A series of articles has been created by HHS Research which shine the spotlight on studies published in 2014 with an HHS Researcher as lead author. Each piece features a study published in a journal with an Impact Factor greater than 10 and provides information about the author and about the research they lead. If their work strikes a cord with you, Tweet us at @HamHealthSc and include hashtag: HHSResearch

Dr. Andrew Mente received his MA at York University and his doctoral degree in Epidemiology from the University of Toronto. He completed his post-doctoral training in cardiovascular epidemiology at McMaster University, and is currently an Associate Professor in Clinical Epidemiology and Biostatistics at McMaster University. Dr. Mente is a member of the Population Genomics Program and is a Principal Investigator for the Epidemiology program at the Population Health Research Institute. Dr. Mente is interested in examining novel gene variants and their interaction with dietary components and patterns associated with cardiovascular disease outcomes (e.g., myocardial infarction, sudden cardiac death, heart failure, and stroke) and key intermediate phenotypes (e.g., dysglycemia, dyslipidemia, abdominal obesity, and hypertension).  He has published 45 papers and two Chapters.

Mente,

Publication:

Mente, A., O’Donnell, M., Koon, T. & Yusuf, S. (2014) Association of urinary sodium and potassium excretion with blood pressure.

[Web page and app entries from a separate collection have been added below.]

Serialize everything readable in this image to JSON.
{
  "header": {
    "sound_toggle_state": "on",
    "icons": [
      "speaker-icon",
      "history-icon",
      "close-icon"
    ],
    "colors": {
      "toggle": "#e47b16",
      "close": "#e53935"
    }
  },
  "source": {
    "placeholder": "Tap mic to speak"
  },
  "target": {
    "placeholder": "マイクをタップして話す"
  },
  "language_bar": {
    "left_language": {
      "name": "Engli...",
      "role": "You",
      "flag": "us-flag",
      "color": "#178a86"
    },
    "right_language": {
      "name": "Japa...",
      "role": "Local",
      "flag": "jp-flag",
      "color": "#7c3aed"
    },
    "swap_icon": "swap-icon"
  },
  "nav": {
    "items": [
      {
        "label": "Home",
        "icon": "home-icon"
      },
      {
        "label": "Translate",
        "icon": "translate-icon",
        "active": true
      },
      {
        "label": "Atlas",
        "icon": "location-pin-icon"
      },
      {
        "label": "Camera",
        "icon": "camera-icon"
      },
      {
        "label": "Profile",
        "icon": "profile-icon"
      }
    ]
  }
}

New England Journal of Medicine, 370, 601-611.

Background of study: Higher levels of sodium intake are reported to be associated with higher blood pressure. Whether this relationship varies according to levels of sodium or potassium intake and in different populations is unknown.

Conclusions: In this study, the association of sodium and potassium intake, as determined from measurements of excretion of these cations, with blood pressure was nonlinear and most pronounced in persons consuming high-sodium diets, persons with hypertension, and older persons.